**WHAT THIS TASK INVOLVES**
In the listing below, find each line with the string "title" and return it.
BEGIN
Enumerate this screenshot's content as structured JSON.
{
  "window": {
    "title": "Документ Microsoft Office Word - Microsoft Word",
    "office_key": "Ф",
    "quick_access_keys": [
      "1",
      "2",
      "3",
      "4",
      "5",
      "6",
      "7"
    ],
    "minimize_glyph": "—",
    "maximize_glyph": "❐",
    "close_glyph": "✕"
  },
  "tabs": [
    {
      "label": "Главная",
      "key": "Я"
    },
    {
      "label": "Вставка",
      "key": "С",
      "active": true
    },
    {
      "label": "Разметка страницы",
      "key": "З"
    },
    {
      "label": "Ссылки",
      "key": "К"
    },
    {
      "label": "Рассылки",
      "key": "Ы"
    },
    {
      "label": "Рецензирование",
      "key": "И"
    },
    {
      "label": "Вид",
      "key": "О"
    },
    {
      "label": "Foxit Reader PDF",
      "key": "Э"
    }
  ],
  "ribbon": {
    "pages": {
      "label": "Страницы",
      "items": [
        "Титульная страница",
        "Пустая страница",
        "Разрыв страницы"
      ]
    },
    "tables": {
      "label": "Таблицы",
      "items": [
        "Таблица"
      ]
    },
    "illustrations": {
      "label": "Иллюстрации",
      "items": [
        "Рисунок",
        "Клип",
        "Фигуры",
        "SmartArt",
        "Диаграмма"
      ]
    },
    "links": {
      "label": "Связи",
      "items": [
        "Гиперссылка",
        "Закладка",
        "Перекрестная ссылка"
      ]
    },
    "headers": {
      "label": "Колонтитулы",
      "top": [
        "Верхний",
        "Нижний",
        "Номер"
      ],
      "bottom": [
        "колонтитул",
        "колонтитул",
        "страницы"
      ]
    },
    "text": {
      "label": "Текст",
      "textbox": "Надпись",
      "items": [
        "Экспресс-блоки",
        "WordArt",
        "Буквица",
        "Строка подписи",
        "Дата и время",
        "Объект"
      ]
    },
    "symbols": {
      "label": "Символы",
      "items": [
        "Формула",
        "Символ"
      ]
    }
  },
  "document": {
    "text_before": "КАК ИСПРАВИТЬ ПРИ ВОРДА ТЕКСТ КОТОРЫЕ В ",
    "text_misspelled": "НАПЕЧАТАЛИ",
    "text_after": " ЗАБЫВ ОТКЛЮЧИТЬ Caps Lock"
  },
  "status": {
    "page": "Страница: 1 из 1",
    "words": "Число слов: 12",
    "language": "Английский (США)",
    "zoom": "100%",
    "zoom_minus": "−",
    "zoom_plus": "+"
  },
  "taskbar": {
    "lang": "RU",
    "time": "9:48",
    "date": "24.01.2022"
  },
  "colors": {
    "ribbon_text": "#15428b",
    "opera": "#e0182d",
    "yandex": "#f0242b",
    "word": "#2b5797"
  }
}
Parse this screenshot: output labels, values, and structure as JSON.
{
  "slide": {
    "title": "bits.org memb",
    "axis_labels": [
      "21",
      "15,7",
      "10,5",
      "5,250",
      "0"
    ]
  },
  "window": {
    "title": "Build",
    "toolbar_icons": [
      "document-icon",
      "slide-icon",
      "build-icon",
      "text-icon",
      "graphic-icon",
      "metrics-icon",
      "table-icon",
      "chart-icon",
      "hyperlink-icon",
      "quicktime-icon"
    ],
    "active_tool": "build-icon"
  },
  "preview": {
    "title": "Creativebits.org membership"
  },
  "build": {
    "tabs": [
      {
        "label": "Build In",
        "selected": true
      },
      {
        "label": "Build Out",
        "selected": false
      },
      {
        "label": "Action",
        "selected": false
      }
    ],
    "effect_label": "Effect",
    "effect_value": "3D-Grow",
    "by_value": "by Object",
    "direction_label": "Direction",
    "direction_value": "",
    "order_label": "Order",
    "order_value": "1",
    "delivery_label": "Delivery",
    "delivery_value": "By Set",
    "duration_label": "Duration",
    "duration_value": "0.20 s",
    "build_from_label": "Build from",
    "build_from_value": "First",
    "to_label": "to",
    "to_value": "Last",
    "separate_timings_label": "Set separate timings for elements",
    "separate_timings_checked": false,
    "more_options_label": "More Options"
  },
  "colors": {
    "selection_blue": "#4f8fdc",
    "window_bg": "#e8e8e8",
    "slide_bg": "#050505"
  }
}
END
**SOLVED EXERCISE**
    "title": "Документ Microsoft Office Word - Microsoft Word",
    "title": "bits.org memb",
    "title": "Build",
    "title": "Creativebits.org membership"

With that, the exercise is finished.